When Will the Next Big One Hit? California's Bay Area Gets Hit With Two Earthquakes in One Day

Great California Shakeout 1
A photo taken on October 19 shows the equipment packed and ready for first responders tending to exercise victims, playing roles of Earthquake casualties, during the 2017 Great California Shakeout earthquake drill at the Natural History Museum in Los Angeles where demonstrations on earthquake preparedness were given. FREDERIC J. BROWN/AFP/Getty Images

Updated | If you are living in the Bay Area and thought you felt some shaking last night, it wasn't just you; two earthquakes hit outside San Jose. The quakes were relatively small—one was a 3.9-magnitude quake, the other was a 3.1, according to the United States Geological Survey (USGS). Can minor earthquakes like this provide any clues about future large ones?

Earthquakes happen because the surface of the Earth is not one continuous sheet of rock. There are cracks, called fault lines, that split the Earth up into pieces. These pieces move around—and sometimes, their edges bump up and catch on each other. After a while, though, the pieces move so much that things become unstuck—and that causes an earthquake.

It makes sense, then, that areas near these fault lines will have more earthquakes than others. Some fault lines have even become famous, like the San Andreas Fault, responsible for the deadly 1906 earthquake that struck San Francisco. Tuesday's earthquakes weren't on that fault line directly; they were on a branch known as the Calaveras Fault, CBS News reported.

San Andreas Fault
Research geophysicist with the United States Geological Survey (USGS) Brad Aagaard shows members of the media a series of images that illustrate how shock waves from a catastrophic 7.8 magnitude earthquake on the San Andreas Fault would likely fan out across Southern California, at the three-day Los Angeles International Earthquake Conference on November 12, 2008, in Los Angeles. David McNew/Getty Images

However, as much as we might want or need to know when the next big one will hit, that's a question that's difficult to answer. We can sometimes tell when an area is particularly overdue by looking at previous earthquake patterns. As Kathryn Schulz described in her 2015 New Yorker article on the Cascadia Subduction Zone, seismologists know that region is overdue for a massive earthquake because that fault line has had massive earthquakes before—generally spaced out about every 243 years. Since the last big one on that fault line happened more than 243 years ago, the next large earthquake at the Cascadia fault line running under Washington state should happen—sometime.

Transitioning from when a big earthquake might happen to when it will happen is a leap that's impossible to make.
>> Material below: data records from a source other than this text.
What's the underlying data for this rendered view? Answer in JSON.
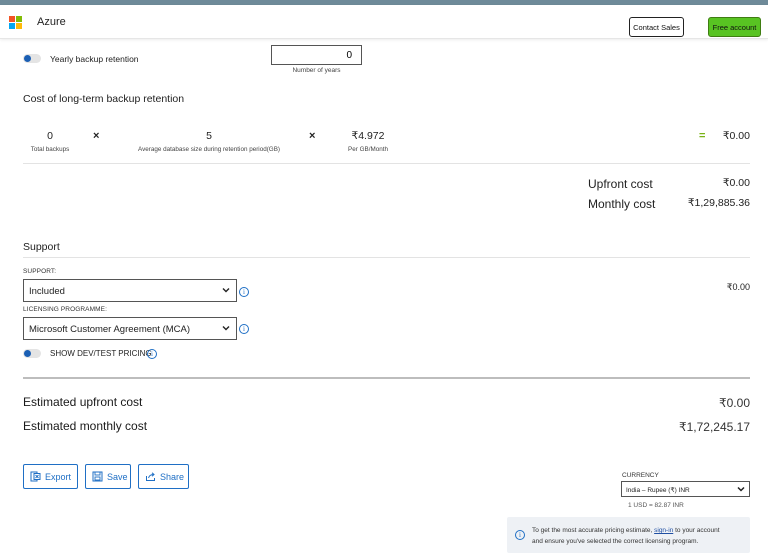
{
  "header": {
    "brand": "Azure",
    "contact_sales": "Contact Sales",
    "free_account": "Free account",
    "logo_colors": [
      "#f35325",
      "#81bc06",
      "#05a6f0",
      "#ffba08"
    ]
  },
  "backup": {
    "yearly_label": "Yearly backup retention",
    "years_value": "0",
    "years_caption": "Number of years",
    "section_title": "Cost of long-term backup retention",
    "total_backups": "0",
    "total_backups_label": "Total backups",
    "multiply": "×",
    "avg_size": "5",
    "avg_size_label": "Average database size during retention period(GB)",
    "per_gb": "₹4.972",
    "per_gb_label": "Per GB/Month",
    "equals": "=",
    "result": "₹0.00"
  },
  "costs": {
    "upfront_label": "Upfront cost",
    "upfront_value": "₹0.00",
    "monthly_label": "Monthly cost",
    "monthly_value": "₹1,29,885.36"
  },
  "support": {
    "title": "Support",
    "support_caption": "SUPPORT:",
    "support_value": "Included",
    "licensing_caption": "LICENSING PROGRAMME:",
    "licensing_value": "Microsoft Customer Agreement (MCA)",
    "devtest_label": "SHOW DEV/TEST PRICING",
    "cost": "₹0.00"
  },
  "estimate": {
    "upfront_label": "Estimated upfront cost",
    "upfront_value": "₹0.00",
    "monthly_label": "Estimated monthly cost",
    "monthly_value": "₹1,72,245.17"
  },
  "actions": {
    "export": "Export",
    "save": "Save",
    "share": "Share"
  },
  "currency": {
    "caption": "CURRENCY",
    "value": "India – Rupee (₹) INR",
    "rate": "1 USD = 82.87 INR"
  },
  "notice": {
    "line1_pre": "To get the most accurate pricing estimate,",
    "signin": "sign-in",
    "line1_post": "to your account",
    "line2": "and ensure you've selected the correct licensing program."
  },
  "accent": "#1f6fc5"
}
Seismologists do try to make predictions about where earthquakes are likely to do the most damage, or how the number of earthquakes might change over time. For example, some scientists at the University of Colorado in Boulder believe that small changes in the Earth's core might make earthquakes in the next five years more severe than usual. (That connection, however, isn't a surefire thing and the findings aren't yet published.)

"At this time, earthquake prediction is very far in the future. We can only predict areas where earthquakes are more likely to happen," said Camille Brillon, a seismologist at Natural Resources Canada. "At this point, it's unpredictable."

Some of that unpredictability is because we don't have a long history of scientifically tracking earthquakes. Yes, we can make some best estimates based on historical data, but that historical data is incomplete. Instruments to detect earthquakes have only been around for about a century, and early instruments weren't the most sensitive.

It's a safe bet to assume that an earthquake—likely a very small one—will happen somewhere in the world today. Since the second California quake, there have been at least two others in North America, according to the USGS's earthquake map. One hit in Colorado, and the other was on the Baja California peninsula in Mexico.

Neither was major.

This article has been updated to include comments from Camille Brillon.